As we age, planning for our estates and end of life care becomes increasingly important. Part of this planning may include the possibility of being incapaciatated, and requiring someone else to make important decisions regarding your health or assets. There are, of course, options for this kind of thing, including conservatorships and powers of attorney. Which is right for you? That depends on your situation.
If you have recently lost a loved one, you may have heard the word “probate” thrown around. You may not know what it means, or what happens during a probate court hearing. If that’s the case, you’re in the right place.
As we age, we start looking at end of life care more seriously.

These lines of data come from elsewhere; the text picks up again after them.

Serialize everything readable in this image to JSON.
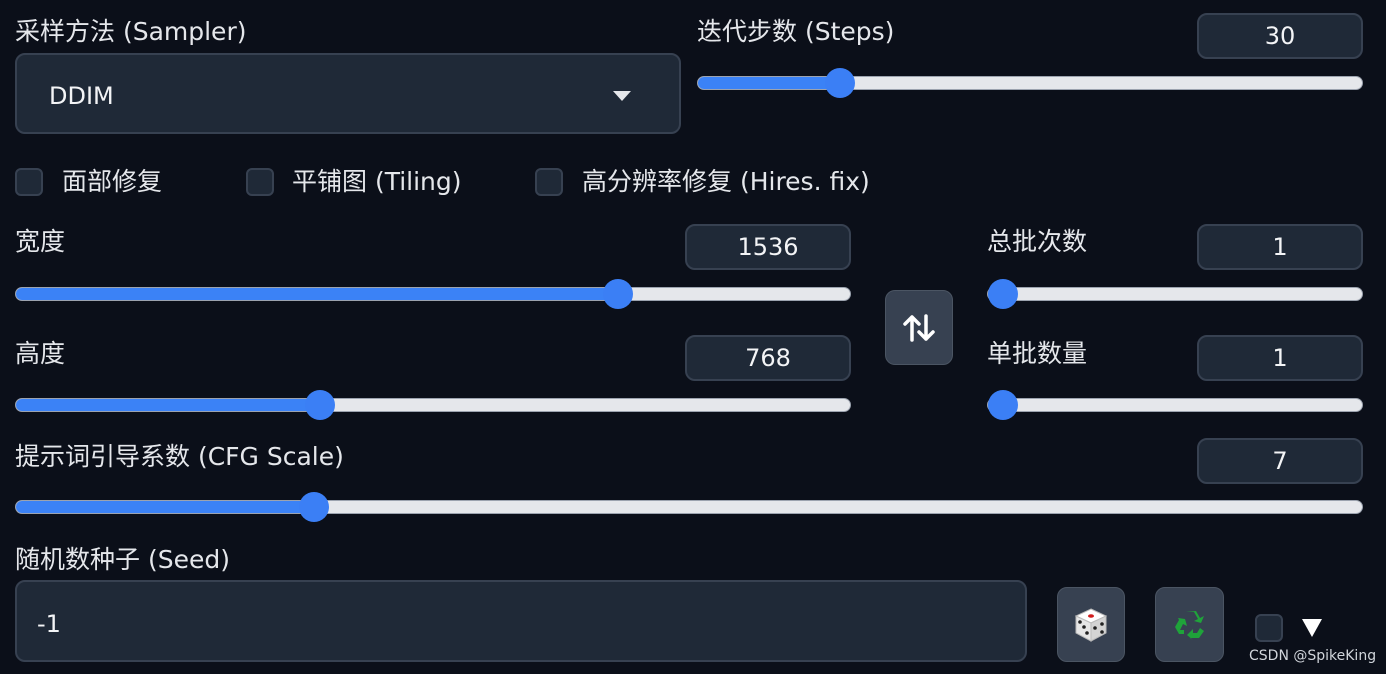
{
  "sampler": {
    "label": "采样方法 (Sampler)",
    "value": "DDIM"
  },
  "steps": {
    "label": "迭代步数 (Steps)",
    "value": "30",
    "level": 0.2
  },
  "checkboxes": [
    {
      "label": "面部修复",
      "checked": false
    },
    {
      "label": "平铺图 (Tiling)",
      "checked": false
    },
    {
      "label": "高分辨率修复 (Hires. fix)",
      "checked": false
    }
  ],
  "width": {
    "label": "宽度",
    "value": "1536",
    "level": 0.73
  },
  "height": {
    "label": "高度",
    "value": "768",
    "level": 0.36
  },
  "batch_count": {
    "label": "总批次数",
    "value": "1",
    "level": 0.0
  },
  "batch_size": {
    "label": "单批数量",
    "value": "1",
    "level": 0.0
  },
  "cfg": {
    "label": "提示词引导系数 (CFG Scale)",
    "value": "7",
    "level": 0.215
  },
  "seed": {
    "label": "随机数种子 (Seed)",
    "value": "-1"
  },
  "icons": {
    "swap": "swap-arrows-icon",
    "dice": "dice-icon",
    "recycle": "recycle-icon",
    "expand": "triangle-down-icon"
  },
  "colors": {
    "background": "#0b0f19",
    "accent": "#3b82f6",
    "input_bg": "#1f2937"
  },
  "watermark": "CSDN @SpikeKing"
}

We know that when we turn 65, Medicare will kick in, and it will cover our doctor visits and prescriptions and hospital visits. However, when it comes to long-term care, what is Medicare’s role, and how do we protect our assets?
When a family member dies, there can sometimes be disputes over the validity of the will. This is called a will contest. This can be a difficult time for families, and contesting a will can make a tough situation even more difficult. In a will contest, certain parties to the will may raise an objection to the will, with the idea that it is not conveying the deceased person’s true intentions with their assets. Those contesting the will may make the case that the deceased was incapacitated at the time the will was drawn up, and unable to make clear decisions. Of course, not just anyone can contest a will. According to Florida probate law, only “interested parties” can make the case against a will. And they can only challenge the will for legal reasons. Interested parties are defined to include children, heirs, devisees, spouses, creditors, or any others having a property right, or claim against, the estate being administered. Those who may challenge a will generally fall into one of three main categories, which are the beneficiaries of a prior will, beneficiaries of a subsequent will, and intestate heirs.
There are several ways to protect your assets, and preserve them for your heirs. One way to do that is through a family trust. When someone decides to set up a family trust, it is meant to benefit their relatives. It is meant to specifically benefit the person’s family, which can include blood relatives, relations by marriage, or relations by law, in the case of adoption. These can be revocable or irrevocable trusts and are essentially a subcategory of living trusts.
After the death of a loved one, there are certain steps that need to be taken in regard to the person’s will to make sure it is probated and that the instructions are carried out. The quicker this is done, the quicker the assets in the will can be distributed.
A living trust is set up to benefit both you and your heirs throughout your and their lifetimes. It is designed to hold your assets safely within it and give you the power to organize it how you would like. A living trust helps to avoid probate and provide for a smooth transfer of assets after a person dies. Transferring assets into a trust can save years and thousands of dollars in legal fees. However, not all of your assets should be included in a living trust, for various reasons. We will go over those here.
Avoiding the probate process may be desirable both for the person who has passed away and for the person’s heirs. It does not have to be a difficult process, as it is easy to ensure your assets are going straight to your heirs while avoiding probate. Here are several ways you can avoid the probate process.
The reality of aging is a part of life, and, as unpleasant as it may be, it may lead to needing long-term care before we pass away.
Whether it is caring for a specific cognitive illness, such as Alzheimer’s disease, or any number of physical ailments that leave a person unable to care for themselves, going into nursing home care requires us to examine a host of issues. This includes the costs of a nursing home and how to protect your assets.
For some people without children, estate planning may not seem necessary. In some cases, people might also think that estate planning is only for the wealthy, and may not apply to them. It may also seem like a stressful endeavor not worth undertaking with no obvious heirs, such as children.